OTTAWA — The Senate passed up a chance Thursday to kill the Trudeau government's bill to ban oil tanker traffic in the waters off northern British Columbia.
Meanwhile, it passed Bill C-69, the Impact Assessment Act, with more than 180 amendments.
Legislation overhauling Canada's assessment of major energy projects is back in the hands of Environment Minister Catherine McKenna, albeit looking a lot different than when she introduced it.
The Senate passed a heavily amended version of the the bill late Thursday.
The changes take power away from the environment minister to intervene in or slow the assessment process, reduces the ability for legal challenges of project approvals and adds more emphasis on economic considerations when deciding whether to go ahead with a particular project.
The government now has to decide which of those amendments it will accept as it tries to fulfil a 2015 campaign promise to fix Conservative-era assessment legislation the Liberals say created a broken system that blocked public participation and negated environmental concerns.
Environmental groups felt Bill C-69 originally delivered some balance between the environment and the economy as the country makes its way through a transition to a greener, cleaner energy sector.
Oil industry executives decried it as a bill that would prevent any new major energy projects from ever being built while Alberta Premier Jason Kenney says the bill is a nightmare for national unity.
Senators voted 53-38 to reject a committee report that recommended that Bill C-48 be scrapped; one senator abstained.
But that's not a guarantee the bill will survive.
A number of Independent senators are opposed to C-48 but nevertheless voted against the Conservative-written report of the Senate's transportation and communications committee because they felt it was too partisan and inflammatory. They also want a chance to propose amendments to the bill.
The report asserted that the bill will divide the country, inflame separatist sentiment in Alberta and stoke resentment of Indigenous Peoples. It also maintained the bill is “politically motivated” and accused the Trudeau government of intentionally setting out to destroy the economy of Alberta, where the Liberals have little hope of winning seats in this fall's federal election, in order to curry political favour in B.C. and other regions where the governing party is more competitive.
Had senators voted to accept the committee report, the bill would have been killed immediately.
By rejecting the report, senators have ensured the bill will proceed to third reading in the Senate, during which time amendments can be proposed. Some independent senators have signalled their support for changes that would, among other things, allow for a shipping corridor through the restricted area.

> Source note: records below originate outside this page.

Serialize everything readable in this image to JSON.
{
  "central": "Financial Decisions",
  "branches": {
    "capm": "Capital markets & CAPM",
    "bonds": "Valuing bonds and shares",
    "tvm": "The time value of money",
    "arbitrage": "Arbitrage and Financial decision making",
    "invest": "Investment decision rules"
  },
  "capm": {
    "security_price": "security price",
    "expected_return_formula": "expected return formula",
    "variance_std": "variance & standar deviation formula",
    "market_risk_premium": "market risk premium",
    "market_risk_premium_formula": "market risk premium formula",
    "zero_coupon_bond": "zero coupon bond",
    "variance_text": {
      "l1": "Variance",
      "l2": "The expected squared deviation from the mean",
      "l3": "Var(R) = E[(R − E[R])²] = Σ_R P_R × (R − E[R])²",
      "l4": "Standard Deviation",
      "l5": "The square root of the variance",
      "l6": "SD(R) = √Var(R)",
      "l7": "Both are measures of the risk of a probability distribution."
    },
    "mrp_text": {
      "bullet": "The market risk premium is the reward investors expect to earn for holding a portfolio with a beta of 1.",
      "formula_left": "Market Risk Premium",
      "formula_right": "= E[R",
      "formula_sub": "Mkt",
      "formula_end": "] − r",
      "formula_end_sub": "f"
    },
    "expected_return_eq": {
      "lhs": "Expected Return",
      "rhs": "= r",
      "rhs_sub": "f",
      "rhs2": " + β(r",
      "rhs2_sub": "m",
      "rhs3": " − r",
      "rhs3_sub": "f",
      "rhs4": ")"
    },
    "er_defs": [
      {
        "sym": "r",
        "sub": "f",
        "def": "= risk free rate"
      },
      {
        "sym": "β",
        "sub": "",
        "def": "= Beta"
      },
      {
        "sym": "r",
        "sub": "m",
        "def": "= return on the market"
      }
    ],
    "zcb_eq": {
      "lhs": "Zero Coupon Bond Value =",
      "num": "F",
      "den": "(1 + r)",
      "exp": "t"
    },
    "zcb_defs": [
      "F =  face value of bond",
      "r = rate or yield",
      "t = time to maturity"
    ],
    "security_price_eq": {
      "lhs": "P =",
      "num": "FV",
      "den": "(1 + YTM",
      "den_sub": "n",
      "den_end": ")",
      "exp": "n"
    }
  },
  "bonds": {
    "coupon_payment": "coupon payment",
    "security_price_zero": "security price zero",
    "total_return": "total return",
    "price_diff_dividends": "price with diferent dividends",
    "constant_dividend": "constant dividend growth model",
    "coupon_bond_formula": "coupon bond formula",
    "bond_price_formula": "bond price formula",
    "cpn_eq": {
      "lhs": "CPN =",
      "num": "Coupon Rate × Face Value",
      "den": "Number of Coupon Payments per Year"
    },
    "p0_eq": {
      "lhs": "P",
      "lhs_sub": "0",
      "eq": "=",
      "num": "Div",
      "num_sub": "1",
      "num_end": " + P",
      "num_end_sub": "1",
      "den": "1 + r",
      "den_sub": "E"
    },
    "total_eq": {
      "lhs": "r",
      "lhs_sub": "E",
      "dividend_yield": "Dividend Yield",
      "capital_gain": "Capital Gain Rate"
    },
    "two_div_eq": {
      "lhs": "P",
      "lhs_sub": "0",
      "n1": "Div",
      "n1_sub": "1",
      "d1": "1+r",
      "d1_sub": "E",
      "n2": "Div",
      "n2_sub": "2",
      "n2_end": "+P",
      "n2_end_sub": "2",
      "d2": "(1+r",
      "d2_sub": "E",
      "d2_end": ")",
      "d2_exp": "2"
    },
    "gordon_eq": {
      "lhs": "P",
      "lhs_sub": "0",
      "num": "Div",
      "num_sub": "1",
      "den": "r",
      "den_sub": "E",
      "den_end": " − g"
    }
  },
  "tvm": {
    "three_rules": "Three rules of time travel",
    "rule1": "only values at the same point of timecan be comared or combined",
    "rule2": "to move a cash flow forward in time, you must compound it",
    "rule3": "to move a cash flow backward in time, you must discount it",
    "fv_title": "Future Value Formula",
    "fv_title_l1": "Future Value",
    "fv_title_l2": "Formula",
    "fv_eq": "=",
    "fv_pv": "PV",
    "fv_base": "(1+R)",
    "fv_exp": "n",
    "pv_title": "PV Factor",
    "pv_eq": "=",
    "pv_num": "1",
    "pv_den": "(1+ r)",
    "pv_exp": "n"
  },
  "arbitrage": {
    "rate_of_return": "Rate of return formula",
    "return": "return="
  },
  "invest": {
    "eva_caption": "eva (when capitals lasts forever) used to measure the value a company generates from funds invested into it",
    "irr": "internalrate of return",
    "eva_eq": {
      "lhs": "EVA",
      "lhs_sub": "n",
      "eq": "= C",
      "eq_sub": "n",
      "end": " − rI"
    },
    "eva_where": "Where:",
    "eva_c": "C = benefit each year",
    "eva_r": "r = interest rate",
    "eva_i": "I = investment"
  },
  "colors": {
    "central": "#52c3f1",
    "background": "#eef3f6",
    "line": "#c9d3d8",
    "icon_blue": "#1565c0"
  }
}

Others would like to change the permanent nature of the ban on oil tankers, allowing it to be lifted after a certain period of time or under certain circumstances.
Alberta Premier Jason Kenney said his government is deeply disappointed the Senate voted to reject the committee's report.
“The committee members could find no compelling rationale for this bill, given that it only targets one product, Alberta bitumen, and does not restrict oil tanker shipments elsewhere on Canada's coastlines,” Kenney said in a release late Thursday.
“I urge the Senate to reconsider the negative impact this bill will have on national unity at debate on third reading. Should Bill C-48 be passed into law, Alberta will launch an immediate constitutional challenge.”
There has been a voluntary moratorium on tankers off B.C.'s northern coast since 1985.
If the Senate approves amendments to the bill, it would have to return to the House of Commons where the government would decide whether to accept, reject or modify the changes. Senators would then have to decide whether to insist upon their changes or defer to the will of the elected parliamentary chamber.
Conservative senators, who have led the charge against C-48, contend there's no point trying to amend the bill because Transport Minister Marc Garneau has already indicated he won't accept changes. But Sen. Peter Harder, the government's representative in the upper house, has pointed out that while Garneau has ruled out allowing a restricted shipping corridor, he has been more open to other potential changes.
Other senators have noted that Garneau has accepted amendments to other transport bills, even after initially saying he would not.
In a statement late Thursday, the Conservatives vowed to repeal the bill if they win this fall's federal election.
“Despite stark warnings from workers, experts and premiers about the devastating impact this bill will have on the entire Canadian economy, the Liberals and their allies in the Senate are forging ahead with this disastrous legislation,” said the statement issued jointly by Conservative MPs Kelly Block and Shannon Stubbs, the party's critics for transport and natural resources.
© 2019 The Canadian Press